The aforementioned lack of controllability makes it challenging to separate this stale knowledge with the rest of models’ data. There is also no obvious mechanism to override its knowledge base and teach the model what the most appropriate answer to a specific prompt would be.
And, re-training LLMs requires a large amount of computational resources to be effective — making it an expensive endeavor every time the model needs to be re-trained. For enterprise applications, like customer or employee-facing chatbots, this just isn’t realistic or effective.
For enterprise LLM applications like these, it’s critical for the model to be living and breathing — meaning it ingests and delivers the most up-to-date information at all times.
So, What Are LLMs Good for Today?
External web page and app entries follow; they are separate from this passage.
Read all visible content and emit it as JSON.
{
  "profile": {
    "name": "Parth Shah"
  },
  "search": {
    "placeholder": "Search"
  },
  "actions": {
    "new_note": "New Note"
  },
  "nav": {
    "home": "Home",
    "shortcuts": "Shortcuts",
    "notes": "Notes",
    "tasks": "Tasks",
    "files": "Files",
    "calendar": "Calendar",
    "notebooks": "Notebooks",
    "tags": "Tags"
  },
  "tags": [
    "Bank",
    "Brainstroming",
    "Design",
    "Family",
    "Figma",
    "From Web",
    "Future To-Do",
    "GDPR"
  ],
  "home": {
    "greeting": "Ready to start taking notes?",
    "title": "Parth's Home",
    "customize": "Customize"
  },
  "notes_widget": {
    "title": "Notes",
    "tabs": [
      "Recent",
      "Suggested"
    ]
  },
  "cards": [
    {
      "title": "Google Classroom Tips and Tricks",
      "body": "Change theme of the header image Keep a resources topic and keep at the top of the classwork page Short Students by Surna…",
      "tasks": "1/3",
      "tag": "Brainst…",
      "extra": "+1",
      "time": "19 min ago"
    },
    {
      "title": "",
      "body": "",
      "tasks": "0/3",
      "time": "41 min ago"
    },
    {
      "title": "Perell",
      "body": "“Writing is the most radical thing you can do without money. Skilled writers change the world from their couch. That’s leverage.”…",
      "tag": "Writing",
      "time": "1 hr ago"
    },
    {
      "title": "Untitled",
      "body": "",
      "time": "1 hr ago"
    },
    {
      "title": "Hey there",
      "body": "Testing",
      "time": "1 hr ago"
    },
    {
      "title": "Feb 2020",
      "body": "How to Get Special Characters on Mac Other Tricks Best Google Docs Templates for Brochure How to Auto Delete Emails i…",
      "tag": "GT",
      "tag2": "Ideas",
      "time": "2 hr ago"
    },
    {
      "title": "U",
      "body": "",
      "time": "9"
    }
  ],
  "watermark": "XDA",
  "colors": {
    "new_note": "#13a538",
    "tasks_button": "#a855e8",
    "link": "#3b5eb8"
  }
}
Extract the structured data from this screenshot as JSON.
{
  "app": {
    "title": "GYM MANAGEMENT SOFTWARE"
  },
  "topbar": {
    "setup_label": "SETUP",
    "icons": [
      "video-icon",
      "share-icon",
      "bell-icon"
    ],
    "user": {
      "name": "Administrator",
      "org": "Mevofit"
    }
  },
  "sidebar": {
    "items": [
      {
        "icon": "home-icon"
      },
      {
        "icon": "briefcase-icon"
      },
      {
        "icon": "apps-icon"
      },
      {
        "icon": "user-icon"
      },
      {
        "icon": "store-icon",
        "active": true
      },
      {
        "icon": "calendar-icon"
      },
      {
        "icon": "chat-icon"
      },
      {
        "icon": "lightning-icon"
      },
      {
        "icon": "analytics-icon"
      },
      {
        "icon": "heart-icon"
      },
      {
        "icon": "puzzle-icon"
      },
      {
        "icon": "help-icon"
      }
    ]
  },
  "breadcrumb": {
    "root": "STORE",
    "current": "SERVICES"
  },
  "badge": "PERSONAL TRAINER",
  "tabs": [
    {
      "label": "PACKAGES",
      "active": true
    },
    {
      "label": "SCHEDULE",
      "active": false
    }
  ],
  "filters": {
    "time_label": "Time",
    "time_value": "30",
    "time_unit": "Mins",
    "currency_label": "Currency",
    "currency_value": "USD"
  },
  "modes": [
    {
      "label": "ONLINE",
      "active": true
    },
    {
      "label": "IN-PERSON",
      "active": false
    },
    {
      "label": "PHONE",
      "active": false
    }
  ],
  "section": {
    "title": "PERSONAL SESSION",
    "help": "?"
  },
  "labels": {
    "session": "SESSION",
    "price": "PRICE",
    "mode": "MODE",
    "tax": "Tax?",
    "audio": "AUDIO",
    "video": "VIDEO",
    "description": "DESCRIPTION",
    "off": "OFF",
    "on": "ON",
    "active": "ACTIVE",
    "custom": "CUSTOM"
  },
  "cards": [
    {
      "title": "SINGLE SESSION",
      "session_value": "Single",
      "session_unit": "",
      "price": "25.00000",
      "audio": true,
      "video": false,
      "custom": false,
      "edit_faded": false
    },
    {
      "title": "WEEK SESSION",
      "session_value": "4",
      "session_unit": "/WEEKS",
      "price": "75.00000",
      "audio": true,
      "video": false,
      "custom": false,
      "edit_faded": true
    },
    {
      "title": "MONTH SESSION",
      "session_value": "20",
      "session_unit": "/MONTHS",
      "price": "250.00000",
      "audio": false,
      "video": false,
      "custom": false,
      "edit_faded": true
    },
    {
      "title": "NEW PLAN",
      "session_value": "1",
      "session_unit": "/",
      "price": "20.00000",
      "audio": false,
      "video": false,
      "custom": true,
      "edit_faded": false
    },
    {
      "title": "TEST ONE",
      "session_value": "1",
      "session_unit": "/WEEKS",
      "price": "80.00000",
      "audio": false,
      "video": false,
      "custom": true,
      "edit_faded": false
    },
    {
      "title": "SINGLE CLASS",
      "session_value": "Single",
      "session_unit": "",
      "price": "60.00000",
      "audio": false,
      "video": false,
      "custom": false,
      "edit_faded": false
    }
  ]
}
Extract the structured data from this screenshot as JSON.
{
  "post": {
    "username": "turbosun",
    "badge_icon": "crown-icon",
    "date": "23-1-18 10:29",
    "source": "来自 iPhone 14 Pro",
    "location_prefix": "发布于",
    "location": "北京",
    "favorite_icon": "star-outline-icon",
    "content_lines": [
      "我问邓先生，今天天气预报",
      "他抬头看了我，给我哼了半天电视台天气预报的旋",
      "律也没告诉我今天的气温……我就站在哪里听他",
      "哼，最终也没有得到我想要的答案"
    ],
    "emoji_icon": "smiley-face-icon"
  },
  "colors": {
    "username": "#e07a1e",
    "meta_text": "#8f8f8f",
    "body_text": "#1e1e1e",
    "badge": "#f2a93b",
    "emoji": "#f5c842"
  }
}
The excitement around large language models is similar to what we saw early on with computer vision. When AlexNet first came out, many people were quick to say that Computer Vision had been “solved,” but this really wasn’t the case. Transforming such powerful technologies into consequential, real-life products that actually solve problems in daily life still requires tons of innovation.
Similarly, LLMs provide a new frontier to build conversational AI use cases on — but they were never meant to be a one-size-fits-all for conversational AI problems.
Instead, a significant amount of additional innovation is needed if businesses want to create meaningful outcomes with them.
For example, you could use an LLM as a starting point for a conversational AI system built for customer support. It would do an incredible job at understanding and interpreting language, but you would need to build custom algorithms that understand context, can identify domain-specific language and are able to take necessary action resulting from the interaction with the user.
How Do LLM Applications, Like ChatGPT, Change This?
The development of ChatGPT is a remarkable accomplishment. The speed with which we moved from classical natural language understanding (NLU) techniques to transformer models and LLMs to ChatGPT is way beyond what was anticipated a few years ago. And, its development brought conversational AI to the mainstream almost overnight due to the speed and creativity with which it generates responses to any given prompt.
For instance, you can ask it to draft a thoughtful email to your customer thanking them for their business, or you can use it to read your child an inventive bedtime story. It’ll handle those tasks with ease, and it’ll definitely impress and entertain anyone who interacts with it.
However, ChatGPT is not immune to the above challenges. It still suffers from a 21% hallucination rate. That’s 1 in 5! And, in its current interface, ChatGPT is very limited to the input and output of the prompt — meaning the only way to leverage ChatGPT is through OpenAI’s existing chat function.
The reality is that the true potential of ChatGPT is still very unknown. The full power of ChatGPT will reveal itself once the model is opened up for developers from around the world to leverage and innovate on top of. Similar to traditional LLMs, additional layers of controllability will allow businesses to create never-before-seen custom conversational AI use cases with ChatGPT.
But make no mistake, LLMs and applications like ChatGPT will require heavy innovation on top of existing LLM systems if they want to create meaningful outputs. That also means businesses who are not already architected to leverage LLMs will need to realign their machine learning strategies to include LLM, and LLM application adoption — otherwise they will quickly fall behind.